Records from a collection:
·····

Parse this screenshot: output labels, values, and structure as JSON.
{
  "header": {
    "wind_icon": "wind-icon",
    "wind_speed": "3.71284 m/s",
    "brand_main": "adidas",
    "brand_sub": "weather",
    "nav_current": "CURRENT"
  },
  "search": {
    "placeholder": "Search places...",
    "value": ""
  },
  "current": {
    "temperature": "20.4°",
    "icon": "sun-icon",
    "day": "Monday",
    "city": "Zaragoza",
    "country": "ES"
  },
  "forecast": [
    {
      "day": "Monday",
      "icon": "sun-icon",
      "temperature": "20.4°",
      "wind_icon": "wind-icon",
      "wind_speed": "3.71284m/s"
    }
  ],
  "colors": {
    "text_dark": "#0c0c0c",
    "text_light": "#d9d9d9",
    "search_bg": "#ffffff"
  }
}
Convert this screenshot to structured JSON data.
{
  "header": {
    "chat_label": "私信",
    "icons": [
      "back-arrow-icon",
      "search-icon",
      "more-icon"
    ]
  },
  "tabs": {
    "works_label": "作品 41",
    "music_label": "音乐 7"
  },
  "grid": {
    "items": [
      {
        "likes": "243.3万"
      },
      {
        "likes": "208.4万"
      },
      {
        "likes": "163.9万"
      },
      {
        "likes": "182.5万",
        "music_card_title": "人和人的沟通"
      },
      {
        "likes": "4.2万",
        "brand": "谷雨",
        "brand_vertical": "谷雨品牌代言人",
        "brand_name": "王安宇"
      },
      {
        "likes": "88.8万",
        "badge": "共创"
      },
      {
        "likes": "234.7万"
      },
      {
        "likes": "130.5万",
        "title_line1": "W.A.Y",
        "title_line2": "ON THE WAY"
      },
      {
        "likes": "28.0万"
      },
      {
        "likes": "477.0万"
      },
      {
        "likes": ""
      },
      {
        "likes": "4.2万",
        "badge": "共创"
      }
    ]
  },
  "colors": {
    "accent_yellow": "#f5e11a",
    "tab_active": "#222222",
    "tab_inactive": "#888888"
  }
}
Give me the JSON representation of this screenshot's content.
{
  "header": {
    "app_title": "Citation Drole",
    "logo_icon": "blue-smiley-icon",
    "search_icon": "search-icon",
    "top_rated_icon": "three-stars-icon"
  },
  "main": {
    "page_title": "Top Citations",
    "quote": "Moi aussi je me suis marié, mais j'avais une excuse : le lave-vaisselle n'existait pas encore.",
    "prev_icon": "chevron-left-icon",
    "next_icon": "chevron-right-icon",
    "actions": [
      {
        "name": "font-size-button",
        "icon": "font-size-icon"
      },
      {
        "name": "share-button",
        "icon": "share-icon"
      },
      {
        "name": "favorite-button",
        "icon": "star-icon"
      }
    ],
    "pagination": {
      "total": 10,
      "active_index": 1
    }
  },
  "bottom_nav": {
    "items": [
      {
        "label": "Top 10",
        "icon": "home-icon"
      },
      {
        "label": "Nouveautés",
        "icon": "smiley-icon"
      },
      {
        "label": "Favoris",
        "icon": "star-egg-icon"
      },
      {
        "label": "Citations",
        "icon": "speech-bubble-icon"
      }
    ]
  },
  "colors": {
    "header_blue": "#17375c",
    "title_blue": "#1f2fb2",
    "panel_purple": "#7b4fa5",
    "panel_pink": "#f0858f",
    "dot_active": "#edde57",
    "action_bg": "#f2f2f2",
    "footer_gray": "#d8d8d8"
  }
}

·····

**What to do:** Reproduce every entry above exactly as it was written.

**Result below:**
Parse this screenshot: output labels, values, and structure as JSON.
{
  "header": {
    "wind_icon": "wind-icon",
    "wind_speed": "3.71284 m/s",
    "brand_main": "adidas",
    "brand_sub": "weather",
    "nav_current": "CURRENT"
  },
  "search": {
    "placeholder": "Search places...",
    "value": ""
  },
  "current": {
    "temperature": "20.4°",
    "icon": "sun-icon",
    "day": "Monday",
    "city": "Zaragoza",
    "country": "ES"
  },
  "forecast": [
    {
      "day": "Monday",
      "icon": "sun-icon",
      "temperature": "20.4°",
      "wind_icon": "wind-icon",
      "wind_speed": "3.71284m/s"
    }
  ],
  "colors": {
    "text_dark": "#0c0c0c",
    "text_light": "#d9d9d9",
    "search_bg": "#ffffff"
  }
}
Convert this screenshot to structured JSON data.
{
  "header": {
    "chat_label": "私信",
    "icons": [
      "back-arrow-icon",
      "search-icon",
      "more-icon"
    ]
  },
  "tabs": {
    "works_label": "作品 41",
    "music_label": "音乐 7"
  },
  "grid": {
    "items": [
      {
        "likes": "243.3万"
      },
      {
        "likes": "208.4万"
      },
      {
        "likes": "163.9万"
      },
      {
        "likes": "182.5万",
        "music_card_title": "人和人的沟通"
      },
      {
        "likes": "4.2万",
        "brand": "谷雨",
        "brand_vertical": "谷雨品牌代言人",
        "brand_name": "王安宇"
      },
      {
        "likes": "88.8万",
        "badge": "共创"
      },
      {
        "likes": "234.7万"
      },
      {
        "likes": "130.5万",
        "title_line1": "W.A.Y",
        "title_line2": "ON THE WAY"
      },
      {
        "likes": "28.0万"
      },
      {
        "likes": "477.0万"
      },
      {
        "likes": ""
      },
      {
        "likes": "4.2万",
        "badge": "共创"
      }
    ]
  },
  "colors": {
    "accent_yellow": "#f5e11a",
    "tab_active": "#222222",
    "tab_inactive": "#888888"
  }
}
Give me the JSON representation of this screenshot's content.
{
  "header": {
    "app_title": "Citation Drole",
    "logo_icon": "blue-smiley-icon",
    "search_icon": "search-icon",
    "top_rated_icon": "three-stars-icon"
  },
  "main": {
    "page_title": "Top Citations",
    "quote": "Moi aussi je me suis marié, mais j'avais une excuse : le lave-vaisselle n'existait pas encore.",
    "prev_icon": "chevron-left-icon",
    "next_icon": "chevron-right-icon",
    "actions": [
      {
        "name": "font-size-button",
        "icon": "font-size-icon"
      },
      {
        "name": "share-button",
        "icon": "share-icon"
      },
      {
        "name": "favorite-button",
        "icon": "star-icon"
      }
    ],
    "pagination": {
      "total": 10,
      "active_index": 1
    }
  },
  "bottom_nav": {
    "items": [
      {
        "label": "Top 10",
        "icon": "home-icon"
      },
      {
        "label": "Nouveautés",
        "icon": "smiley-icon"
      },
      {
        "label": "Favoris",
        "icon": "star-egg-icon"
      },
      {
        "label": "Citations",
        "icon": "speech-bubble-icon"
      }
    ]
  },
  "colors": {
    "header_blue": "#17375c",
    "title_blue": "#1f2fb2",
    "panel_purple": "#7b4fa5",
    "panel_pink": "#f0858f",
    "dot_active": "#edde57",
    "action_bg": "#f2f2f2",
    "footer_gray": "#d8d8d8"
  }
}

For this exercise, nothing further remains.